REQUIRED WORK: From the first entry to the last, copy everything exactly except the pictures.

Segment Start: EXTRACTED MATERIAL

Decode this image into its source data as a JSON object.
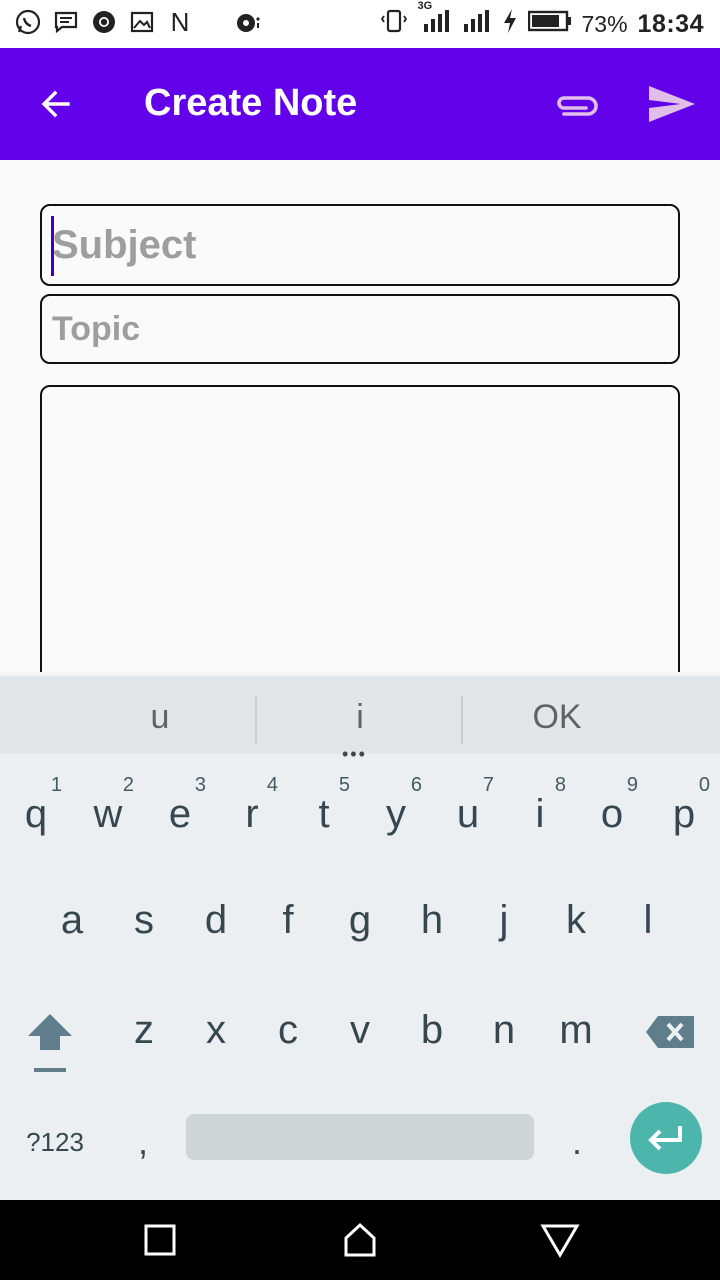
{
  "status_bar": {
    "left_icons": [
      "whatsapp-icon",
      "message-icon",
      "chrome-icon",
      "gallery-icon",
      "n-icon",
      "music-icon"
    ],
    "n_letter": "N",
    "network_label": "3G",
    "battery_percent": "73%",
    "time": "18:34"
  },
  "appbar": {
    "title": "Create Note",
    "back_icon": "arrow-back-icon",
    "attach_icon": "paperclip-icon",
    "send_icon": "send-icon",
    "color": "#6200ea"
  },
  "form": {
    "subject_placeholder": "Subject",
    "subject_value": "",
    "topic_placeholder": "Topic",
    "topic_value": "",
    "body_value": ""
  },
  "keyboard": {
    "suggestions": [
      "u",
      "i",
      "OK"
    ],
    "row1": [
      {
        "key": "q",
        "hint": "1"
      },
      {
        "key": "w",
        "hint": "2"
      },
      {
        "key": "e",
        "hint": "3"
      },
      {
        "key": "r",
        "hint": "4"
      },
      {
        "key": "t",
        "hint": "5"
      },
      {
        "key": "y",
        "hint": "6"
      },
      {
        "key": "u",
        "hint": "7"
      },
      {
        "key": "i",
        "hint": "8"
      },
      {
        "key": "o",
        "hint": "9"
      },
      {
        "key": "p",
        "hint": "0"
      }
    ],
    "row2": [
      "a",
      "s",
      "d",
      "f",
      "g",
      "h",
      "j",
      "k",
      "l"
    ],
    "row3": [
      "z",
      "x",
      "c",
      "v",
      "b",
      "n",
      "m"
    ],
    "symbols_label": "?123",
    "comma_label": ",",
    "period_label": ".",
    "accent": "#4db6ac"
  },
  "navbar": {
    "items": [
      "recent-apps-icon",
      "home-icon",
      "back-icon"
    ]
  }
}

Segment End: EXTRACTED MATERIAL

ANSWER TO THE EXERCISE:
Decode this image into its source data as a JSON object.
{
  "status_bar": {
    "left_icons": [
      "whatsapp-icon",
      "message-icon",
      "chrome-icon",
      "gallery-icon",
      "n-icon",
      "music-icon"
    ],
    "n_letter": "N",
    "network_label": "3G",
    "battery_percent": "73%",
    "time": "18:34"
  },
  "appbar": {
    "title": "Create Note",
    "back_icon": "arrow-back-icon",
    "attach_icon": "paperclip-icon",
    "send_icon": "send-icon",
    "color": "#6200ea"
  },
  "form": {
    "subject_placeholder": "Subject",
    "subject_value": "",
    "topic_placeholder": "Topic",
    "topic_value": "",
    "body_value": ""
  },
  "keyboard": {
    "suggestions": [
      "u",
      "i",
      "OK"
    ],
    "row1": [
      {
        "key": "q",
        "hint": "1"
      },
      {
        "key": "w",
        "hint": "2"
      },
      {
        "key": "e",
        "hint": "3"
      },
      {
        "key": "r",
        "hint": "4"
      },
      {
        "key": "t",
        "hint": "5"
      },
      {
        "key": "y",
        "hint": "6"
      },
      {
        "key": "u",
        "hint": "7"
      },
      {
        "key": "i",
        "hint": "8"
      },
      {
        "key": "o",
        "hint": "9"
      },
      {
        "key": "p",
        "hint": "0"
      }
    ],
    "row2": [
      "a",
      "s",
      "d",
      "f",
      "g",
      "h",
      "j",
      "k",
      "l"
    ],
    "row3": [
      "z",
      "x",
      "c",
      "v",
      "b",
      "n",
      "m"
    ],
    "symbols_label": "?123",
    "comma_label": ",",
    "period_label": ".",
    "accent": "#4db6ac"
  },
  "navbar": {
    "items": [
      "recent-apps-icon",
      "home-icon",
      "back-icon"
    ]
  }
}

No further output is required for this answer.